Sponsoring a Relative - What happens if a relative turns 21 or changes marital status?
This post discusses
What happens if a U.S. citizen or LPR sponsors a relative under 21, and the relative turns 21 while the petition is on file, and
What happens if a U.S. citizen or LPR sponsor sponsors a relative, and the relative marries or divorces while the petition is on file.
This post is the third in a three-part series. The first post discussed what relative a U.S. citizen or lawful permanent resident may sponsor to become LPRs in the U.S. The second post discussed how to sponsor multiple relatives.
If a child of a U.S. citizen is under 21 on the day the U.S. citizen files the petition, the child will remain an eligible immediate relative, even if the child turns 21 before USCIS grants the petition.
If an unmarried child of an LPR is under 21, and the LPR become a U.S. citizen before the child turns 21, the child will become eligible as an immediate relative on the day the LPR naturalizes. The child will remain eligible as an immediate relative even if he turns 21 before USCIS grants the petition.
Under 21 children of LPRs
Here the situation is a bit more complicated. If an LPR files a petition for his unmarried child under 21, the government first looks at the child’s age on the date the child’s immigrant visa number becomes available. Then, the government subtracts the number of months that the petition was pending. If the result is less than 21, the child remains eligible as a child under 21.
Example: An LPR files a petition for his unmarried child. It takes ten months for USCIS to approve the petition. By the time priority date is current, the child is 21 years old. The USCIS subtracts ten months from 21. The result is less than 21 years, so the child may still qualify under the F2A category. However, if the child is 23 years old, the USCIS would subtract ten months from 23. The result is more than 21 years, so, the child would not qualify under F2A, and would convert to the F2B category (for unmarried children over 21). The F2B category has a longer wait time than F2A.
What happens if a relative changes marital status while the petition is pending?
If a married child, under 21, of a U.S. citizen, divorces, the child then becomes eligible as an immediate relative, because she is now an unmarried child under 21. She will remain eligible as an immediate relative, even if she turns 21 before USCIS grants the petition.
If a married child, over 21, of a U.S. citizen, divorces, the child converts from F3 priority to F1 priority.
If an unmarried child, under 21, of a U.S. citizen, marries, the child converts from immediate relative, to F3 priority.
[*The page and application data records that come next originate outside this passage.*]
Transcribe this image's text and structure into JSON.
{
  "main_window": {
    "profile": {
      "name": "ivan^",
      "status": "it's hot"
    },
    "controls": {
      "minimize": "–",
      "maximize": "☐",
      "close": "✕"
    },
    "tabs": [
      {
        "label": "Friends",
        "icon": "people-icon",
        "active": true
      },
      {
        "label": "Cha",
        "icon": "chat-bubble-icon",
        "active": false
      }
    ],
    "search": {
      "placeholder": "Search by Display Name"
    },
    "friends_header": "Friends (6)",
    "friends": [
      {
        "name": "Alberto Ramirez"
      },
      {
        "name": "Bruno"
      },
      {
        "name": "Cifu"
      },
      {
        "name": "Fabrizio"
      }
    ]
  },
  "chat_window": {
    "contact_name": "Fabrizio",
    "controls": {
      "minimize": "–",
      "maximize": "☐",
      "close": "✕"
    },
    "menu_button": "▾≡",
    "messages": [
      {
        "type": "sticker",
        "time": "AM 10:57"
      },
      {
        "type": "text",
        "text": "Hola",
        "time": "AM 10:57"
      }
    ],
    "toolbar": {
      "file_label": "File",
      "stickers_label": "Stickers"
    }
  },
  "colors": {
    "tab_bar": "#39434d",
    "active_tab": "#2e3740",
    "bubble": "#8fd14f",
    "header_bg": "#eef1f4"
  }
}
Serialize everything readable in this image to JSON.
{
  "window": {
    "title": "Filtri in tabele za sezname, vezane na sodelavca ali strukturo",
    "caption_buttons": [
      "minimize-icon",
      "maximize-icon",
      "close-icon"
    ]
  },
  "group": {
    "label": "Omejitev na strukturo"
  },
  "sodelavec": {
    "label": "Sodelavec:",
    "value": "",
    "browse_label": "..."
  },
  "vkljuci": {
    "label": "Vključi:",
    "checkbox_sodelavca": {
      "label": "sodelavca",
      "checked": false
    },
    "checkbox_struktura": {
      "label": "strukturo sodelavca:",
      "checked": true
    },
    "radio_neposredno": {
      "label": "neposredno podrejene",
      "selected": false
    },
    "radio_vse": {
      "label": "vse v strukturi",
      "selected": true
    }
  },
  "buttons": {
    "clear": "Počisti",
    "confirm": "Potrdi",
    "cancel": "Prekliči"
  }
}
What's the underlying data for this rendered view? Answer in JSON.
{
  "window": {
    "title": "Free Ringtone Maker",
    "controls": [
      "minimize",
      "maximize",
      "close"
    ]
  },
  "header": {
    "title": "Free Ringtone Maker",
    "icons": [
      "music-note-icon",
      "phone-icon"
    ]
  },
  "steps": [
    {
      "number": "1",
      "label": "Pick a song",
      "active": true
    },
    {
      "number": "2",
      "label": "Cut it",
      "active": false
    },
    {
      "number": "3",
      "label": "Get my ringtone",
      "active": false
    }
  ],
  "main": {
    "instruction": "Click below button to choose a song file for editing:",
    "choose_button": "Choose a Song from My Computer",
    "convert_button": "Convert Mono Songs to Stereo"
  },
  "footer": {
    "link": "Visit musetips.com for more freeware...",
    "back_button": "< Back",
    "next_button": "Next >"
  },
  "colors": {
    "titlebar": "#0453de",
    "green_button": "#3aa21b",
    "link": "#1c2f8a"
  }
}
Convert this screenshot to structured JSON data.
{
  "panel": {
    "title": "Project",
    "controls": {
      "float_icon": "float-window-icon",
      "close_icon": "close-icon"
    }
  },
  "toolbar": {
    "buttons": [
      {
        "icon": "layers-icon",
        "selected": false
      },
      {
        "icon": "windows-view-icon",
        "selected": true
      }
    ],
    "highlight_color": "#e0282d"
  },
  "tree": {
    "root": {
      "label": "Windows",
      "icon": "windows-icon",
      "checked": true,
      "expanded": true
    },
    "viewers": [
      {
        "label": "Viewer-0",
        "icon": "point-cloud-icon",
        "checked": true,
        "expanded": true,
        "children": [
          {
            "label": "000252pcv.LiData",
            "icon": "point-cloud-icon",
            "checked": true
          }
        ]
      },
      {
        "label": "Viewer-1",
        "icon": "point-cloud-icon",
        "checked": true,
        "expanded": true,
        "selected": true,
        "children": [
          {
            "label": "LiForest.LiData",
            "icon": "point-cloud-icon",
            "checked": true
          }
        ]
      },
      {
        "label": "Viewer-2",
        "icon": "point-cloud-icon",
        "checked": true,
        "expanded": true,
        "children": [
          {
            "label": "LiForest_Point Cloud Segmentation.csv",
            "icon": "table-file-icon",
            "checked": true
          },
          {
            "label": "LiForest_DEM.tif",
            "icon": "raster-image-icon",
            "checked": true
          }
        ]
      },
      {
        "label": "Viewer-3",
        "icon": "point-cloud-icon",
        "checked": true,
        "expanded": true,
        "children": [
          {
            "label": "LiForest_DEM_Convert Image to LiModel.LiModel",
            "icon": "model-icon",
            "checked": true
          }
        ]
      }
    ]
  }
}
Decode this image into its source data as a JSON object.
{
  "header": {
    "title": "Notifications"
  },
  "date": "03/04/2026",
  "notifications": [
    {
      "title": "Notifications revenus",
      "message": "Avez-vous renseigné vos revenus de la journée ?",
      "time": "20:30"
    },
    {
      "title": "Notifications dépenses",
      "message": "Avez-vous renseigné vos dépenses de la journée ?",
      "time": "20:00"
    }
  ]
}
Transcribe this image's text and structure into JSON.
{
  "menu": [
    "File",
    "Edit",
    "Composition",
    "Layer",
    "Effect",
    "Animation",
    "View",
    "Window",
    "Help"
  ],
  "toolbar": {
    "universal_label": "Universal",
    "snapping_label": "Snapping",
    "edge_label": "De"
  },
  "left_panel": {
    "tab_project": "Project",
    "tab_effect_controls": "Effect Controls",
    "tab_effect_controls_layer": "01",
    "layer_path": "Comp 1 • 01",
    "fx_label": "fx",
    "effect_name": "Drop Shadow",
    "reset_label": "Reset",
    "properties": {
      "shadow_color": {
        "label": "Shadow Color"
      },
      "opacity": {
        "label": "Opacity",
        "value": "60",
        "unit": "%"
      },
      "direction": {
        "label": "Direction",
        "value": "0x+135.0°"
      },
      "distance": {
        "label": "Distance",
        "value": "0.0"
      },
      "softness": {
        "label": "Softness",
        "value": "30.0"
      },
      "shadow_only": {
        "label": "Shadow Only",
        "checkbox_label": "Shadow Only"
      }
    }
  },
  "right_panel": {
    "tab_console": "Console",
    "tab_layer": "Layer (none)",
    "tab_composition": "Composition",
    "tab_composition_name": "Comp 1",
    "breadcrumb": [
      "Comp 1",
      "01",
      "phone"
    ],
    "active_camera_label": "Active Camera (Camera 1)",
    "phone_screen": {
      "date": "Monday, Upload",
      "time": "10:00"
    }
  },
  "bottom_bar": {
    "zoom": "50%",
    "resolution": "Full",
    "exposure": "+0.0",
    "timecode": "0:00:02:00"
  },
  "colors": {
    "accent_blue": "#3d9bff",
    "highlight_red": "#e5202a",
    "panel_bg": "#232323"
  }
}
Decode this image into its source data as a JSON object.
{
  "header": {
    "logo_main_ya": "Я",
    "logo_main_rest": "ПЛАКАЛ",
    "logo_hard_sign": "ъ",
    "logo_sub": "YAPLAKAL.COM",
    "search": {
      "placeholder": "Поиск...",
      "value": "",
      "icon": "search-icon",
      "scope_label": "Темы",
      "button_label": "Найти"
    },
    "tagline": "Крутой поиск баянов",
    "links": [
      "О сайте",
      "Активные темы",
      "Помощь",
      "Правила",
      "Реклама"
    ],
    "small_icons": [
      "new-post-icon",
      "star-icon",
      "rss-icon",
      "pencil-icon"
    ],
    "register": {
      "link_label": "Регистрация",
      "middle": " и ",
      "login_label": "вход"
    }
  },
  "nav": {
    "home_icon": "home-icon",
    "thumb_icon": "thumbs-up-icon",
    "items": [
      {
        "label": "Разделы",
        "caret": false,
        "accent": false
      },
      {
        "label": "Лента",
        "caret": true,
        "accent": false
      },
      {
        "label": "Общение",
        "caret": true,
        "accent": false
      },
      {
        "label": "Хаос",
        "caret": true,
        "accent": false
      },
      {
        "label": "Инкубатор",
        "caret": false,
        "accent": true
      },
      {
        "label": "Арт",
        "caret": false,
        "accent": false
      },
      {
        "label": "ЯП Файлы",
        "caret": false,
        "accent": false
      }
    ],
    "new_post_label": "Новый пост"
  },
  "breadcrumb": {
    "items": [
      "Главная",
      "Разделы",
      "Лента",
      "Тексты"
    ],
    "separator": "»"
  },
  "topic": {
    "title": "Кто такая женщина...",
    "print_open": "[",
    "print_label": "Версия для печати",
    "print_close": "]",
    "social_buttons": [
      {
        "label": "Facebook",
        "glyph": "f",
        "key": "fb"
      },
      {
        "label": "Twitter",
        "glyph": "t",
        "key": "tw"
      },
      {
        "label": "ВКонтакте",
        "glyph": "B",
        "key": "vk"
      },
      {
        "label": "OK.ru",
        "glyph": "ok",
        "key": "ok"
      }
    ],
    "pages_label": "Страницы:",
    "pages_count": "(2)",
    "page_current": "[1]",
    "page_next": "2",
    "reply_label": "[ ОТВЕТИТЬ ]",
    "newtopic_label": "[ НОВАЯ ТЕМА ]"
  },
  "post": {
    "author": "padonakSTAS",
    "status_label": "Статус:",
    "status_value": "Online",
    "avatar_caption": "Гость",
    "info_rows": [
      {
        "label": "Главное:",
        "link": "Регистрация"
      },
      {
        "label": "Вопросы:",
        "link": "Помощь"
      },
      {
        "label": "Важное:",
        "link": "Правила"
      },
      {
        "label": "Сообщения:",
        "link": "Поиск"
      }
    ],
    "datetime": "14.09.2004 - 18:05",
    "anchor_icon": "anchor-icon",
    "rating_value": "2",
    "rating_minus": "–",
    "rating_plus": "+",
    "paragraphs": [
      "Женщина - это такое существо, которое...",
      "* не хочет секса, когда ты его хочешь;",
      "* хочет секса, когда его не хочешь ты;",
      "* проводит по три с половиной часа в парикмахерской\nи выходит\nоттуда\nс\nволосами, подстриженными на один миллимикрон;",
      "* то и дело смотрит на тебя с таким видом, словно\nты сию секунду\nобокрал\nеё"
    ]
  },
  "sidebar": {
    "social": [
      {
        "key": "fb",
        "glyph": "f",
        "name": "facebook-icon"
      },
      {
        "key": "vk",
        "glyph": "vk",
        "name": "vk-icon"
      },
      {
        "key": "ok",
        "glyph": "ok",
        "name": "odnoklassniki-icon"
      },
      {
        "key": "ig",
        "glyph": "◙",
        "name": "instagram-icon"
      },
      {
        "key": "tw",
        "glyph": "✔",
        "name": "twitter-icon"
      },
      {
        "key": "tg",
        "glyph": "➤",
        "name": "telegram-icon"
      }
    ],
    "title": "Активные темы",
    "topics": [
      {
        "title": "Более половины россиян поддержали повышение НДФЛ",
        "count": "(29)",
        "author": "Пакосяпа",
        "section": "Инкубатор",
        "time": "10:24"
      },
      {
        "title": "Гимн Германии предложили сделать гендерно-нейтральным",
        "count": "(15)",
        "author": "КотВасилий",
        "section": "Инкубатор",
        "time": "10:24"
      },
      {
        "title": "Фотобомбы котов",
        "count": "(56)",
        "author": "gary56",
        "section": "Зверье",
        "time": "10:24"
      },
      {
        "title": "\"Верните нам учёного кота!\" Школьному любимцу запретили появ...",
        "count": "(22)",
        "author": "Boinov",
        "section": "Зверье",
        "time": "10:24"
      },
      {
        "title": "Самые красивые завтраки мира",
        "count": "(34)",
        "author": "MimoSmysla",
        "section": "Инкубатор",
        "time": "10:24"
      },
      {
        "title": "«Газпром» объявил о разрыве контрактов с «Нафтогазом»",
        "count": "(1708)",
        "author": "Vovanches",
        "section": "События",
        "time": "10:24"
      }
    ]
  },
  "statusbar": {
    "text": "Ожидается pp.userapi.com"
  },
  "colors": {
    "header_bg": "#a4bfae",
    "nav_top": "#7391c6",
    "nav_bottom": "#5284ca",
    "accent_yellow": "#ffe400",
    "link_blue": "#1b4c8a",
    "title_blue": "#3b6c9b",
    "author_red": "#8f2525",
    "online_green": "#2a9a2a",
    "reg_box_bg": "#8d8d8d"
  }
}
If an unmarried child, over 21, of a U.S. citizen, marries, the child converts from F1 priority to F3 priority.
If an unmarried child, of an LPR, marries, the child loses eligibility. If the child later divorces, the child must file a new petition with a new priority date.